Buy copies of your competitor’s books and supplements. Every executive editor has access to “the list” that identifies titles and the estimated numbers of these books selling in your market. They don’t like to share this list, but they should tell you the top three competitive books. Another great resource for books is the publisher booths at your annual association meeting. All the books are there for viewing and available at discount prices. Regarding supplements, it’s best that you don’t write these. Publishers hire people just to write them. It’s too much to write a major textbook and the supplements. Trust me on this. But if you have to write them, request supplement desk copies your publisher has created for their other textbooks, and the closer to your book, the better. The editor is right; forget about the supplements until the text is completed. They have the option not to print your book until the very end and all writers should know this gruesome fact. [Read more…]
Q: “I’d like some feedback on the idea of a textbook author incorporating in some fashion, rather than operating as a ‘sole proprietor.’ What are the advantages and disadvantages of incorporation? What are the tax advantages and disadvantages?”
A: Stan Gibilisco, TAA Member
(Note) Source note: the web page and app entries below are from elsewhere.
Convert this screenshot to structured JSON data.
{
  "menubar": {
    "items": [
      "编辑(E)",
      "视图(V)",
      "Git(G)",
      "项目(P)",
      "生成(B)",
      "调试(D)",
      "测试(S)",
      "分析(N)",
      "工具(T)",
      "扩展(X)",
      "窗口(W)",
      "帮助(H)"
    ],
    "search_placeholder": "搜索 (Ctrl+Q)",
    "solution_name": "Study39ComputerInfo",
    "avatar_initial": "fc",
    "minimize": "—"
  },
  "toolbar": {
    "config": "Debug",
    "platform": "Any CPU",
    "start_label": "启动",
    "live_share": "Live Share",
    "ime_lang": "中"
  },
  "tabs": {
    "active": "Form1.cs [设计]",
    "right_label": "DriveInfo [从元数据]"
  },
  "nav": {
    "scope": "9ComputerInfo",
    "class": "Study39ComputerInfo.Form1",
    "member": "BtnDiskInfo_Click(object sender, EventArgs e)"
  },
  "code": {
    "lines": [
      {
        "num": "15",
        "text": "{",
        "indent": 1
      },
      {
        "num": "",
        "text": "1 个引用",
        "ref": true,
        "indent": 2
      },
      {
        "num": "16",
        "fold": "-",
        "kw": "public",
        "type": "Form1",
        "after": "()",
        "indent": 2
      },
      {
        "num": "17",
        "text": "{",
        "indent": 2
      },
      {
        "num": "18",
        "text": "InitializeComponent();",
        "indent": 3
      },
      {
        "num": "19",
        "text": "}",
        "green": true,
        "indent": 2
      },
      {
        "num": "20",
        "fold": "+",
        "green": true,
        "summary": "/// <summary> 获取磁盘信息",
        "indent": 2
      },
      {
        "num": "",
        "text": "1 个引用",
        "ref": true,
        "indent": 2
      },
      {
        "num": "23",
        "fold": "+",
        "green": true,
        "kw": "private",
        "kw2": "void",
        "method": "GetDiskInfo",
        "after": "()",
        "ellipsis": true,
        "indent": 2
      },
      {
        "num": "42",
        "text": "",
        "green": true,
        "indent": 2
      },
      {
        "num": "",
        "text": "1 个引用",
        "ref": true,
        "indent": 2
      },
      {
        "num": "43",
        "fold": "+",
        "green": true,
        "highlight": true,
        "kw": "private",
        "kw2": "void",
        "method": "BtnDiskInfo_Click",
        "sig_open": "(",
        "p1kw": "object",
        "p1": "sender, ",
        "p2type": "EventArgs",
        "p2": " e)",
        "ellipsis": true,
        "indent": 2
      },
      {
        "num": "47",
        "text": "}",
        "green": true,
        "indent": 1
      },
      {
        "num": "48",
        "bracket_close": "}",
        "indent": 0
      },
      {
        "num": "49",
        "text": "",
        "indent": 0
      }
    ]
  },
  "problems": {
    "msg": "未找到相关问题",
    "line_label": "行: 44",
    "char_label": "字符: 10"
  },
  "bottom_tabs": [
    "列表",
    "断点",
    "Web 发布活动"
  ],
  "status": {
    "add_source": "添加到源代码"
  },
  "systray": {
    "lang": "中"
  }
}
“I tried this when I lived in Hawaii and discovered, to my horror, that my royalty income was subject not only to their income tax, but to their ‘sales’ tax as well (they call it a general excise tax). I figured that if I formed a Nevada corporation and had all my income channeled into it, and then became an employee of that corporation, the royalty income would not be subject to that onerous tax. It was a beautiful theory, but, like so many theories, did not work. The legislators in Hawaii had thought of that before I did and the law was airtight. Love it or leave it. I left. [Read more…]